More than 800,000 followers and about 15 million fans make Burberry the leading luxury lifestyle brand on Instagram and Facebook. A secret to the company’s social media success, and its annual sales of $3 billion, is that it knows who its customer’s customers are.
One way Burberry knows who its customers are is by asking them. Its Customer 360 program (registration required) invites shoppers to share their fashion phobias, buying history and preferences online
“Consumers are willing to trade a certain amount of privacy for relevance,” said Paula Rosenblum, managing partner at Retail Systems Research, a Miami-based retail technology analysis firm. “But they have no tolerance for retailers who do not curate their offers and assortments.”

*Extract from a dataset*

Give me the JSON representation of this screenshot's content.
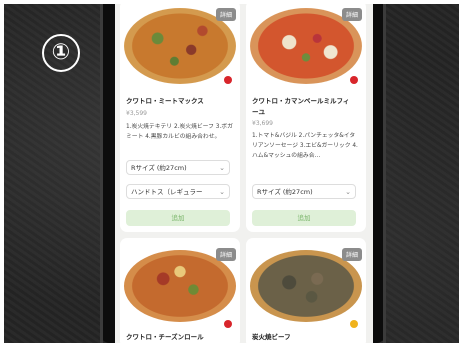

Keeping consumers’ social media profiles and purchase history in its bag has helped Burberry create a unified customer experience driven by data — data it simply asked for.
Does my brand look big in this?
Burberry’s customers get something in return: a better in-store experience. Sales assistants in any Burberry store can use tablet computers as mobile fashion consultants to help make on-the-spot recommendations, thanks to predictive analytics.
Combining each individual’s purchase history and Twitter posts with data on fashion trends can help Burberry staff greet each customer by name — and with a personalized a product suggestion, such as a clutch bag that’ll go with the dress she just bought on holiday.
Customers can use their own devices too. Burberry attaches radio frequency identification (RFID) tags to clothes in order to trigger interactive videos. Shoppers can learn how products were made, watch items being cat-walked by models and see its must-have accessories.
“Walking through the doors is just like walking into our Web site,” Burberry CEO Angela Ahrendts said.
In short, Burberry stores are no longer just brick and mortar shops. They are digitally-integrated showrooms.
Take it personally
Customers expect this kind of connection with brands they love. These interactions take place in stores, online and across all devices.
Achieving this kind of intuitive customer experience requires in-memory computing to analyze big data fast enough for sales staff to see a customer’s likes and cross-sell items faster than a re-tweet.
So the old adage of “give the right offers at the right time” still rings true. But now the checkout can be anywhere; purchases made at any time; and there is a stronger foundation for sales resulting from brand loyalty. One way to create this connection is by embracing disruptive technology, such as mobile.
“We live in a physical world, and that world is not going anywhere,” said Ambarish Mitra, CEO of Blippar, which helps companies convert advertisements into mobile content. “But we need to start connecting the user and the brand between the physical and the digital.”
For more informatio, check out: How Fashion Retailer Burberry Keeps Customers Coming Back For More